EXERCISE AIM: Work through the lines below and count those holding "JSON"; reply with the number only.

[Interface dataset entries]

┌──

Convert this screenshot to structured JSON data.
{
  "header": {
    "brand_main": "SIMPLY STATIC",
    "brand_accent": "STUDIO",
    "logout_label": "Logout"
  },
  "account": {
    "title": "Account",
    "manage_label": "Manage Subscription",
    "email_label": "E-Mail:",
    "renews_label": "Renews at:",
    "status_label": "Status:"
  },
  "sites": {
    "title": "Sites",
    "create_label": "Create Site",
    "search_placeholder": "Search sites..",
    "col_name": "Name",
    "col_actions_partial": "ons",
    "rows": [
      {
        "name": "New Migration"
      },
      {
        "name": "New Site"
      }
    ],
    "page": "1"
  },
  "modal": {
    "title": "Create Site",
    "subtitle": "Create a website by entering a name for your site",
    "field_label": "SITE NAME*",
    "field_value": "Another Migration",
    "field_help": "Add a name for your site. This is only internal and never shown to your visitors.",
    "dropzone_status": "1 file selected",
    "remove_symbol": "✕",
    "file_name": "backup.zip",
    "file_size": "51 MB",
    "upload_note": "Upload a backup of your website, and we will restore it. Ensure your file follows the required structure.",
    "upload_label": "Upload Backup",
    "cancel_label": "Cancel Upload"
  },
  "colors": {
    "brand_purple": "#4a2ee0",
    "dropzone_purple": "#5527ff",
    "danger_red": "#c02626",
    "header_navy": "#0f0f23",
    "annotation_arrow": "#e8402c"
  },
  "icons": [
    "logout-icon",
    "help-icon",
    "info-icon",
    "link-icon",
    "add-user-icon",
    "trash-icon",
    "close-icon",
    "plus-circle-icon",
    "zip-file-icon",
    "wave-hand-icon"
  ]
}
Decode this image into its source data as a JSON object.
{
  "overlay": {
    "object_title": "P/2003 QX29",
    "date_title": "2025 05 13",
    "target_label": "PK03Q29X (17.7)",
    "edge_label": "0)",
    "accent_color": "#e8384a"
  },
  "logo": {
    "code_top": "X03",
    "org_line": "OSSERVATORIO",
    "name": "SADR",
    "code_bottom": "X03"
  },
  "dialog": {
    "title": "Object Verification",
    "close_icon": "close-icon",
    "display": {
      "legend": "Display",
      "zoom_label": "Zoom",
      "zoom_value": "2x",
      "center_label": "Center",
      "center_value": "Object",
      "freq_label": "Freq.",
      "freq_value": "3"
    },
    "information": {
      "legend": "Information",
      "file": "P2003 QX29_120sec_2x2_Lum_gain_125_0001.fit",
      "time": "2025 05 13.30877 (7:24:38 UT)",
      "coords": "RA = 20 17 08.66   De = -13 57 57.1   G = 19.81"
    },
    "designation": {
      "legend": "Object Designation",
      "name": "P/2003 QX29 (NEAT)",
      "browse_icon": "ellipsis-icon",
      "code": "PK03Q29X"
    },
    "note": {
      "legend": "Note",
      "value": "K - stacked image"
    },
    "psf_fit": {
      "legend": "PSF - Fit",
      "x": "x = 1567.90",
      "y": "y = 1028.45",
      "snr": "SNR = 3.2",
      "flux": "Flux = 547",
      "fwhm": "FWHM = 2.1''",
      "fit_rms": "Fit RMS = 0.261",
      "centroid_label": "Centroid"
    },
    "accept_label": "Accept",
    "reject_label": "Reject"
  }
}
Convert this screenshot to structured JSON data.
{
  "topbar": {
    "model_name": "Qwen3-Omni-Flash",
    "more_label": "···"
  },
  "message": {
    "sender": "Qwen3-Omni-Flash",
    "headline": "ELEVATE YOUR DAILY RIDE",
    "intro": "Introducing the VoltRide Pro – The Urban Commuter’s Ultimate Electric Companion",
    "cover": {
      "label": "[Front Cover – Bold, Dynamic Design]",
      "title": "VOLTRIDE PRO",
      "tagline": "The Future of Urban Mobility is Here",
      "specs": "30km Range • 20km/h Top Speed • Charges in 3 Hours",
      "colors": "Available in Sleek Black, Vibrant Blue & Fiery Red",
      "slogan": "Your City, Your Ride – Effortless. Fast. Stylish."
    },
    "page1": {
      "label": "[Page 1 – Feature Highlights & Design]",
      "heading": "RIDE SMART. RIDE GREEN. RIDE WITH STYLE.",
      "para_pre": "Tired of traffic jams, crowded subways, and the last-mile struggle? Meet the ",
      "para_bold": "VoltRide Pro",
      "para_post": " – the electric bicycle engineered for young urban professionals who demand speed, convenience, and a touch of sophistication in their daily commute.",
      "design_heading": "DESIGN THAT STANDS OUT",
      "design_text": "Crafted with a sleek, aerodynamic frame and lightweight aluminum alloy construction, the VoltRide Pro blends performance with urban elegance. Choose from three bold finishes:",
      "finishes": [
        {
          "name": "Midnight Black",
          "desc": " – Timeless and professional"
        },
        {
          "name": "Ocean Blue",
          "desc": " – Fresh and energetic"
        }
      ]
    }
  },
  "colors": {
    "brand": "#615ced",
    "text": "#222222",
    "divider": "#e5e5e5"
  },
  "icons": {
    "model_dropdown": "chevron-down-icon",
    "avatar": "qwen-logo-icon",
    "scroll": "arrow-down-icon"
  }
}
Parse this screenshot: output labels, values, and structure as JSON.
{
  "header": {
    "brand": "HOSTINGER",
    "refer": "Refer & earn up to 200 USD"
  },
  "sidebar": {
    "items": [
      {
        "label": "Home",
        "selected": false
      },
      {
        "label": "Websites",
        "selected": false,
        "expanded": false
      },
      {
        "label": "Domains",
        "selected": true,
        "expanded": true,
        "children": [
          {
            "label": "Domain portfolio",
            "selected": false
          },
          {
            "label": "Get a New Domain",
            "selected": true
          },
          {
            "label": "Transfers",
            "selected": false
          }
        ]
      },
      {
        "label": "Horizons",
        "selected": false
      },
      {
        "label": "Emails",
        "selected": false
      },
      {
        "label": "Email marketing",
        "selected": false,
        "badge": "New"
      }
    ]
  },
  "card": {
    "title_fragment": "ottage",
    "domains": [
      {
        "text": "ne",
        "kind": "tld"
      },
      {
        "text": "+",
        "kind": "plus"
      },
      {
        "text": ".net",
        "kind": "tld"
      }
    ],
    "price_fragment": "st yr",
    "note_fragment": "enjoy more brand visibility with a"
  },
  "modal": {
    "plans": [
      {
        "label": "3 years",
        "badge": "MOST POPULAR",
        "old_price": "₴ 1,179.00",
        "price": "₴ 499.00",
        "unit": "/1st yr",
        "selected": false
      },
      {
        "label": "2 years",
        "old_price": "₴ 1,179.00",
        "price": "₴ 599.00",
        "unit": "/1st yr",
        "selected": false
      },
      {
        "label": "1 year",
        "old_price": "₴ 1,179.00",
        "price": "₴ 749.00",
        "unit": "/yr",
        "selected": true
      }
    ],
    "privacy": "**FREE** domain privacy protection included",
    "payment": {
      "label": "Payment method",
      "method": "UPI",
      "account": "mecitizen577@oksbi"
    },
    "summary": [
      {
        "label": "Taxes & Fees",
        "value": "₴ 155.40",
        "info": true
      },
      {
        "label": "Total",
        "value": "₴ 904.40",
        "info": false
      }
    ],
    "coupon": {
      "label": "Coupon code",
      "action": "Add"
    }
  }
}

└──

ANSWER TO THE PROBLEM: 4